WHAT THE TASK REQUIRES — Which lines in the records below mention the word "Layer"? Copy each one out.

DATA UNDER STUDY —
Start of Block

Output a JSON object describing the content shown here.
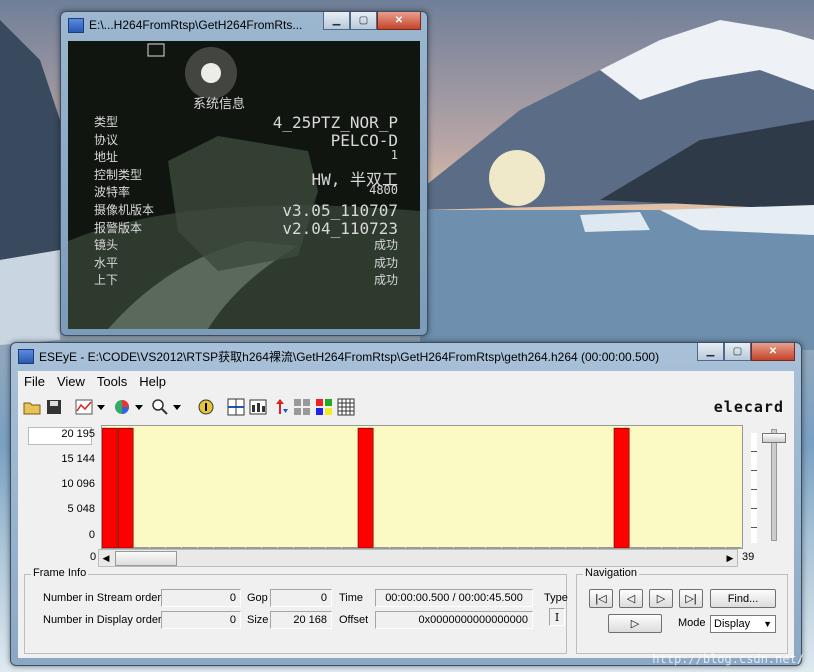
{
  "video_window": {
    "title": "E:\\...H264FromRtsp\\GetH264FromRts...",
    "osd": {
      "header": "系统信息",
      "rows": [
        {
          "label": "类型",
          "value": "4_25PTZ_NOR_P"
        },
        {
          "label": "协议",
          "value": "PELCO-D"
        },
        {
          "label": "地址",
          "value": "1"
        },
        {
          "label": "控制类型",
          "value": "HW, 半双工"
        },
        {
          "label": "波特率",
          "value": "4800"
        },
        {
          "label": "摄像机版本",
          "value": "v3.05_110707"
        },
        {
          "label": "报警版本",
          "value": "v2.04_110723"
        },
        {
          "label": "镜头",
          "value": "成功"
        },
        {
          "label": "水平",
          "value": "成功"
        },
        {
          "label": "上下",
          "value": "成功"
        }
      ]
    }
  },
  "eseye": {
    "title": "ESEyE - E:\\CODE\\VS2012\\RTSP获取h264裸流\\GetH264FromRtsp\\GetH264FromRtsp\\geth264.h264 (00:00:00.500)",
    "menu": [
      "File",
      "View",
      "Tools",
      "Help"
    ],
    "logo": "elecard",
    "chart_data": {
      "type": "bar",
      "y_ticks": [
        "20 195",
        "15 144",
        "10 096",
        "5 048",
        "0"
      ],
      "ylim": [
        0,
        20195
      ],
      "x_start": "0",
      "x_end": "39",
      "bar_color": "#ff0000",
      "values": [
        20168,
        20168,
        100,
        100,
        100,
        100,
        100,
        100,
        100,
        100,
        100,
        100,
        100,
        100,
        100,
        100,
        20168,
        100,
        100,
        100,
        100,
        100,
        100,
        100,
        100,
        100,
        100,
        100,
        100,
        100,
        100,
        100,
        20168,
        100,
        100,
        100,
        100,
        100,
        100,
        100
      ]
    },
    "frame_info": {
      "group_label": "Frame Info",
      "stream_order_label": "Number in Stream order",
      "stream_order": "0",
      "display_order_label": "Number in Display order",
      "display_order": "0",
      "gop_label": "Gop",
      "gop": "0",
      "size_label": "Size",
      "size": "20 168",
      "time_label": "Time",
      "time": "00:00:00.500 / 00:00:45.500",
      "offset_label": "Offset",
      "offset": "0x0000000000000000",
      "type_label": "Type",
      "type": "I"
    },
    "navigation": {
      "group_label": "Navigation",
      "find_label": "Find...",
      "mode_label": "Mode",
      "mode_value": "Display"
    }
  },
  "watermark": "http://blog.csdn.net/"
}
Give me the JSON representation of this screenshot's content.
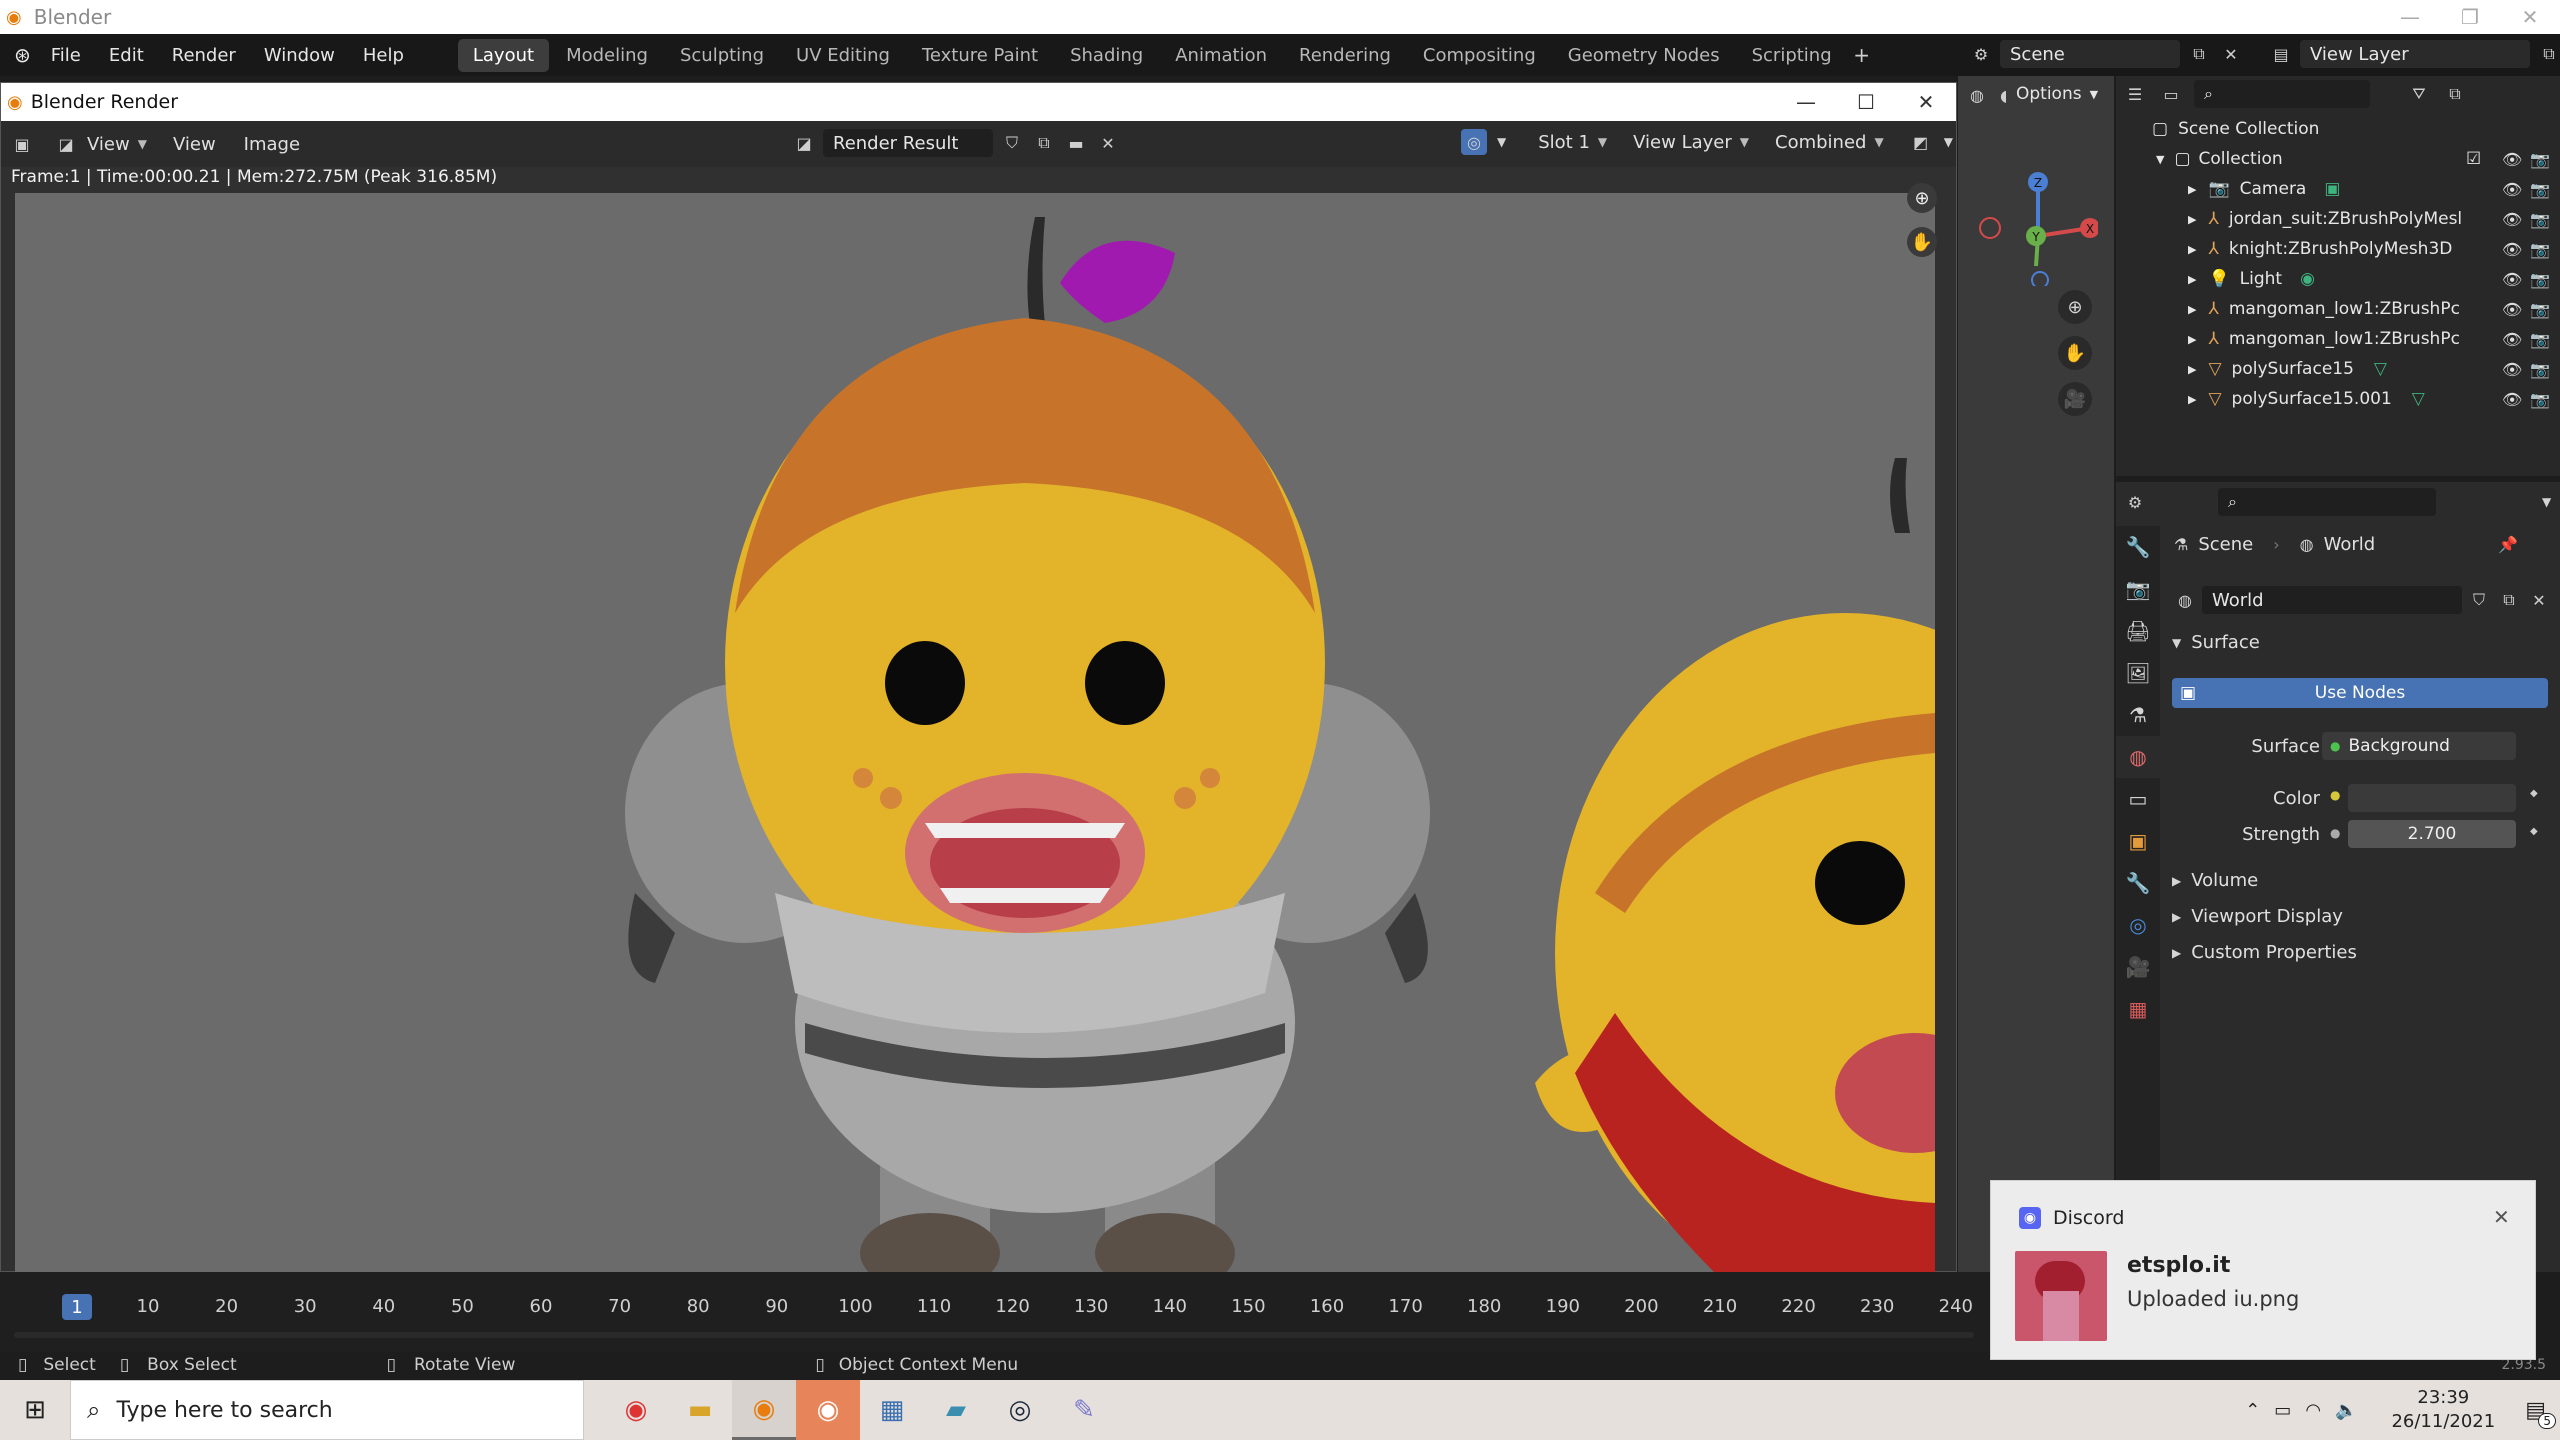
{
  "os": {
    "window_title": "Blender"
  },
  "menu": [
    "File",
    "Edit",
    "Render",
    "Window",
    "Help"
  ],
  "workspaces": [
    "Layout",
    "Modeling",
    "Sculpting",
    "UV Editing",
    "Texture Paint",
    "Shading",
    "Animation",
    "Rendering",
    "Compositing",
    "Geometry Nodes",
    "Scripting"
  ],
  "active_workspace": "Layout",
  "scene_field": "Scene",
  "view_layer_field": "View Layer",
  "render_window": {
    "title": "Blender Render",
    "menus": [
      "View",
      "Image"
    ],
    "image_name": "Render Result",
    "slot": "Slot 1",
    "view_layer": "View Layer",
    "pass": "Combined",
    "meta": "Frame:1 | Time:00:00.21 | Mem:272.75M (Peak 316.85M)"
  },
  "viewport": {
    "options_label": "Options",
    "axes": {
      "x": "X",
      "y": "Y",
      "z": "Z"
    }
  },
  "outliner": {
    "root": "Scene Collection",
    "collection": "Collection",
    "items": [
      {
        "name": "Camera",
        "icon": "camera-icon"
      },
      {
        "name": "jordan_suit:ZBrushPolyMesl",
        "icon": "armature-icon"
      },
      {
        "name": "knight:ZBrushPolyMesh3D",
        "icon": "armature-icon"
      },
      {
        "name": "Light",
        "icon": "light-icon"
      },
      {
        "name": "mangoman_low1:ZBrushPc",
        "icon": "armature-icon"
      },
      {
        "name": "mangoman_low1:ZBrushPc",
        "icon": "armature-icon"
      },
      {
        "name": "polySurface15",
        "icon": "mesh-icon"
      },
      {
        "name": "polySurface15.001",
        "icon": "mesh-icon"
      }
    ]
  },
  "properties": {
    "breadcrumb_scene": "Scene",
    "breadcrumb_world": "World",
    "world_name": "World",
    "panel_surface": "Surface",
    "use_nodes": "Use Nodes",
    "surface_label": "Surface",
    "surface_value": "Background",
    "color_label": "Color",
    "strength_label": "Strength",
    "strength_value": "2.700",
    "collapsed_panels": [
      "Volume",
      "Viewport Display",
      "Custom Properties"
    ]
  },
  "timeline": {
    "current_frame": "1",
    "ticks": [
      "10",
      "20",
      "30",
      "40",
      "50",
      "60",
      "70",
      "80",
      "90",
      "100",
      "110",
      "120",
      "130",
      "140",
      "150",
      "160",
      "170",
      "180",
      "190",
      "200",
      "210",
      "220",
      "230",
      "240"
    ],
    "version": "2.93.5"
  },
  "statusbar": {
    "select": "Select",
    "box_select": "Box Select",
    "rotate_view": "Rotate View",
    "context_menu": "Object Context Menu"
  },
  "toast": {
    "app": "Discord",
    "title": "etsplo.it",
    "message": "Uploaded iu.png"
  },
  "taskbar": {
    "search_placeholder": "Type here to search",
    "time": "23:39",
    "date": "26/11/2021",
    "badge": "5"
  }
}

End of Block

REPLY —
  "view_layer_field": "View Layer",
    "view_layer": "View Layer",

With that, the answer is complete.